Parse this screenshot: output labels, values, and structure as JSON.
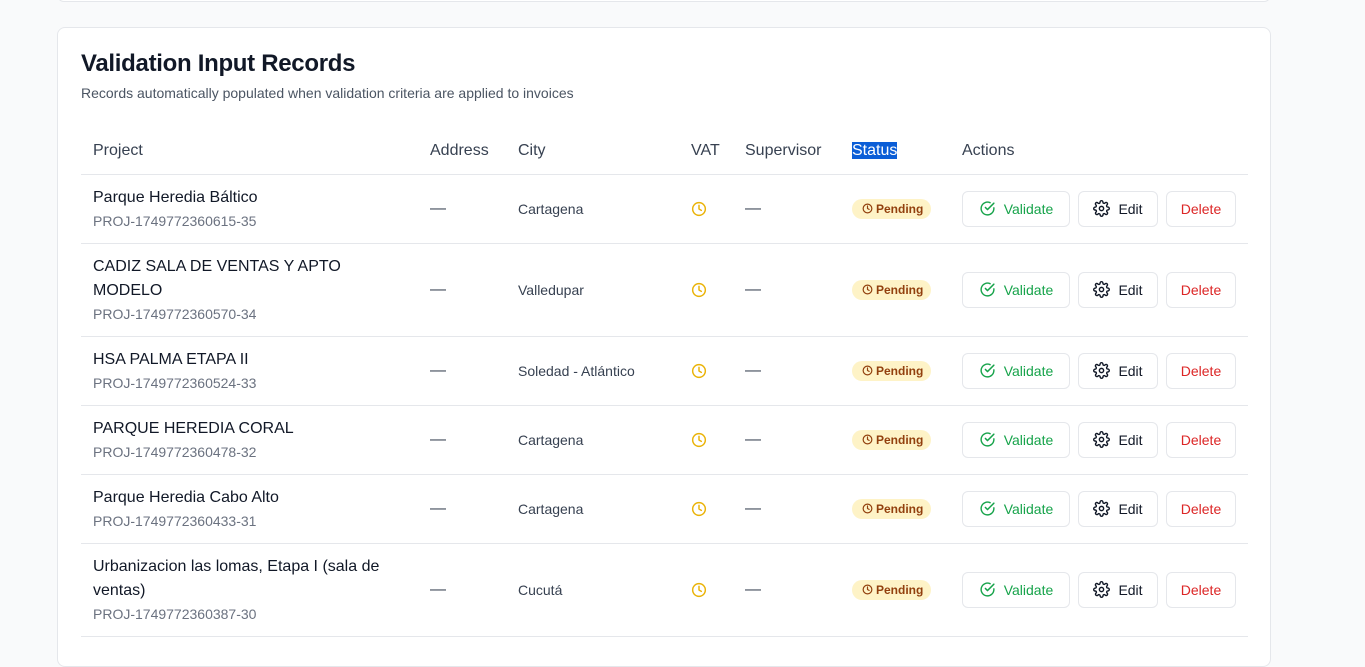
{
  "section": {
    "title": "Validation Input Records",
    "subtitle": "Records automatically populated when validation criteria are applied to invoices"
  },
  "columns": {
    "project": "Project",
    "address": "Address",
    "city": "City",
    "vat": "VAT",
    "supervisor": "Supervisor",
    "status": "Status",
    "actions": "Actions"
  },
  "buttons": {
    "validate": "Validate",
    "edit": "Edit",
    "delete": "Delete"
  },
  "status_label": "Pending",
  "colors": {
    "pending_bg": "#fef3c7",
    "pending_text": "#92400e",
    "clock": "#eab308",
    "validate": "#16a34a",
    "delete": "#dc2626",
    "selection": "#0b5ed7"
  },
  "rows": [
    {
      "name": "Parque Heredia Báltico",
      "id": "PROJ-1749772360615-35",
      "address": "—",
      "city": "Cartagena",
      "supervisor": "—"
    },
    {
      "name": "CADIZ SALA DE VENTAS Y APTO MODELO",
      "id": "PROJ-1749772360570-34",
      "address": "—",
      "city": "Valledupar",
      "supervisor": "—"
    },
    {
      "name": "HSA PALMA ETAPA II",
      "id": "PROJ-1749772360524-33",
      "address": "—",
      "city": "Soledad - Atlántico",
      "supervisor": "—"
    },
    {
      "name": "PARQUE HEREDIA CORAL",
      "id": "PROJ-1749772360478-32",
      "address": "—",
      "city": "Cartagena",
      "supervisor": "—"
    },
    {
      "name": "Parque Heredia Cabo Alto",
      "id": "PROJ-1749772360433-31",
      "address": "—",
      "city": "Cartagena",
      "supervisor": "—"
    },
    {
      "name": "Urbanizacion las lomas, Etapa I (sala de ventas)",
      "id": "PROJ-1749772360387-30",
      "address": "—",
      "city": "Cucutá",
      "supervisor": "—"
    }
  ]
}
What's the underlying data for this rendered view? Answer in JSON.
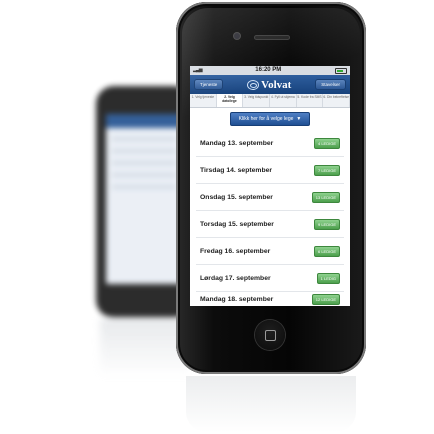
{
  "status": {
    "time": "16:20 PM"
  },
  "header": {
    "left_button": "Tjeneste",
    "logo": "Volvat",
    "right_button": "Stavelser"
  },
  "steps": [
    "1. Velg tjeneste",
    "2. Velg dato/lege",
    "3. Velg tidspunkt",
    "4. Fyll ut skjema",
    "5. Kode fra SMS",
    "6. Din bekreftelse"
  ],
  "select_button": {
    "label": "Klikk her for å velge lege"
  },
  "days": [
    {
      "name": "Mandag 13. september",
      "badge": "4 LEDIGE"
    },
    {
      "name": "Tirsdag 14. september",
      "badge": "7 LEDIGE"
    },
    {
      "name": "Onsdag 15. september",
      "badge": "13 LEDIGE"
    },
    {
      "name": "Torsdag 15. september",
      "badge": "9 LEDIGE"
    },
    {
      "name": "Fredag 16. september",
      "badge": "6 LEDIGE"
    },
    {
      "name": "Lørdag 17. september",
      "badge": "1 LEDIG"
    },
    {
      "name": "Mandag 18. september",
      "badge": "12 LEDIGE"
    }
  ],
  "colors": {
    "header_blue": "#17427c",
    "badge_green": "#4c9f4c"
  }
}
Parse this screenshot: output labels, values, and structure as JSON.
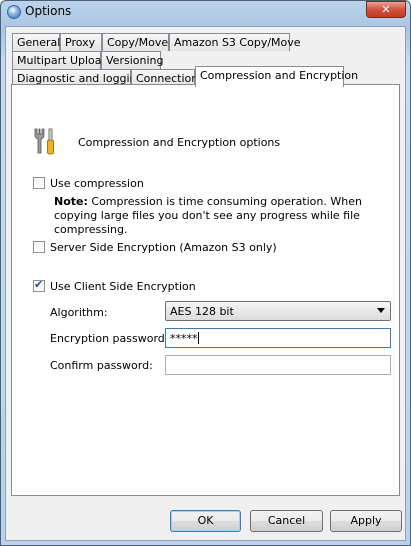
{
  "window": {
    "title": "Options",
    "close_label": "✕"
  },
  "tabs_row1": [
    "General",
    "Proxy",
    "Copy/Move",
    "Amazon S3 Copy/Move"
  ],
  "tabs_row2": [
    "Multipart Upload",
    "Versioning"
  ],
  "tabs_row3": [
    "Diagnostic and logging",
    "Connection",
    "Compression and Encryption"
  ],
  "active_tab": "Compression and Encryption",
  "section": {
    "title": "Compression and Encryption options",
    "icon": "tools-icon"
  },
  "options": {
    "use_compression": {
      "label": "Use compression",
      "checked": false
    },
    "note_prefix": "Note:",
    "note_text": " Compression is time consuming operation. When copying large files you don't see any progress while file compressing.",
    "sse": {
      "label": "Server Side Encryption (Amazon S3 only)",
      "checked": false
    },
    "cse": {
      "label": "Use Client Side Encryption",
      "checked": true
    }
  },
  "fields": {
    "algorithm_label": "Algorithm:",
    "algorithm_value": "AES 128 bit",
    "password_label": "Encryption password:",
    "password_value": "*****",
    "confirm_label": "Confirm password:",
    "confirm_value": ""
  },
  "buttons": {
    "ok": "OK",
    "cancel": "Cancel",
    "apply": "Apply"
  },
  "colors": {
    "title_bar": "#a9c4e2",
    "close_button": "#c13a22",
    "focus_border": "#3d7bad"
  }
}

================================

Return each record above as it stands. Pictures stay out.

■ ANSWER TO THIS PROBLEM ■
Parse this screenshot: output labels, values, and structure as JSON.
{
  "section": {
    "title": "Validation Input Records",
    "subtitle": "Records automatically populated when validation criteria are applied to invoices"
  },
  "columns": {
    "project": "Project",
    "address": "Address",
    "city": "City",
    "vat": "VAT",
    "supervisor": "Supervisor",
    "status": "Status",
    "actions": "Actions"
  },
  "buttons": {
    "validate": "Validate",
    "edit": "Edit",
    "delete": "Delete"
  },
  "status_label": "Pending",
  "colors": {
    "pending_bg": "#fef3c7",
    "pending_text": "#92400e",
    "clock": "#eab308",
    "validate": "#16a34a",
    "delete": "#dc2626",
    "selection": "#0b5ed7"
  },
  "rows": [
    {
      "name": "Parque Heredia Báltico",
      "id": "PROJ-1749772360615-35",
      "address": "—",
      "city": "Cartagena",
      "supervisor": "—"
    },
    {
      "name": "CADIZ SALA DE VENTAS Y APTO MODELO",
      "id": "PROJ-1749772360570-34",
      "address": "—",
      "city": "Valledupar",
      "supervisor": "—"
    },
    {
      "name": "HSA PALMA ETAPA II",
      "id": "PROJ-1749772360524-33",
      "address": "—",
      "city": "Soledad - Atlántico",
      "supervisor": "—"
    },
    {
      "name": "PARQUE HEREDIA CORAL",
      "id": "PROJ-1749772360478-32",
      "address": "—",
      "city": "Cartagena",
      "supervisor": "—"
    },
    {
      "name": "Parque Heredia Cabo Alto",
      "id": "PROJ-1749772360433-31",
      "address": "—",
      "city": "Cartagena",
      "supervisor": "—"
    },
    {
      "name": "Urbanizacion las lomas, Etapa I (sala de ventas)",
      "id": "PROJ-1749772360387-30",
      "address": "—",
      "city": "Cucutá",
      "supervisor": "—"
    }
  ]
}
What's the underlying data for this rendered view? Answer in JSON.
{
  "status": {
    "time": "16:20 PM"
  },
  "header": {
    "left_button": "Tjeneste",
    "logo": "Volvat",
    "right_button": "Stavelser"
  },
  "steps": [
    "1. Velg tjeneste",
    "2. Velg dato/lege",
    "3. Velg tidspunkt",
    "4. Fyll ut skjema",
    "5. Kode fra SMS",
    "6. Din bekreftelse"
  ],
  "select_button": {
    "label": "Klikk her for å velge lege"
  },
  "days": [
    {
      "name": "Mandag 13. september",
      "badge": "4 LEDIGE"
    },
    {
      "name": "Tirsdag 14. september",
      "badge": "7 LEDIGE"
    },
    {
      "name": "Onsdag 15. september",
      "badge": "13 LEDIGE"
    },
    {
      "name": "Torsdag 15. september",
      "badge": "9 LEDIGE"
    },
    {
      "name": "Fredag 16. september",
      "badge": "6 LEDIGE"
    },
    {
      "name": "Lørdag 17. september",
      "badge": "1 LEDIG"
    },
    {
      "name": "Mandag 18. september",
      "badge": "12 LEDIGE"
    }
  ],
  "colors": {
    "header_blue": "#17427c",
    "badge_green": "#4c9f4c"
  }
}
Parse this screenshot: output labels, values, and structure as JSON.
{
  "window": {
    "title": "Options",
    "close_label": "✕"
  },
  "tabs_row1": [
    "General",
    "Proxy",
    "Copy/Move",
    "Amazon S3 Copy/Move"
  ],
  "tabs_row2": [
    "Multipart Upload",
    "Versioning"
  ],
  "tabs_row3": [
    "Diagnostic and logging",
    "Connection",
    "Compression and Encryption"
  ],
  "active_tab": "Compression and Encryption",
  "section": {
    "title": "Compression and Encryption options",
    "icon": "tools-icon"
  },
  "options": {
    "use_compression": {
      "label": "Use compression",
      "checked": false
    },
    "note_prefix": "Note:",
    "note_text": " Compression is time consuming operation. When copying large files you don't see any progress while file compressing.",
    "sse": {
      "label": "Server Side Encryption (Amazon S3 only)",
      "checked": false
    },
    "cse": {
      "label": "Use Client Side Encryption",
      "checked": true
    }
  },
  "fields": {
    "algorithm_label": "Algorithm:",
    "algorithm_value": "AES 128 bit",
    "password_label": "Encryption password:",
    "password_value": "*****",
    "confirm_label": "Confirm password:",
    "confirm_value": ""
  },
  "buttons": {
    "ok": "OK",
    "cancel": "Cancel",
    "apply": "Apply"
  },
  "colors": {
    "title_bar": "#a9c4e2",
    "close_button": "#c13a22",
    "focus_border": "#3d7bad"
  }
}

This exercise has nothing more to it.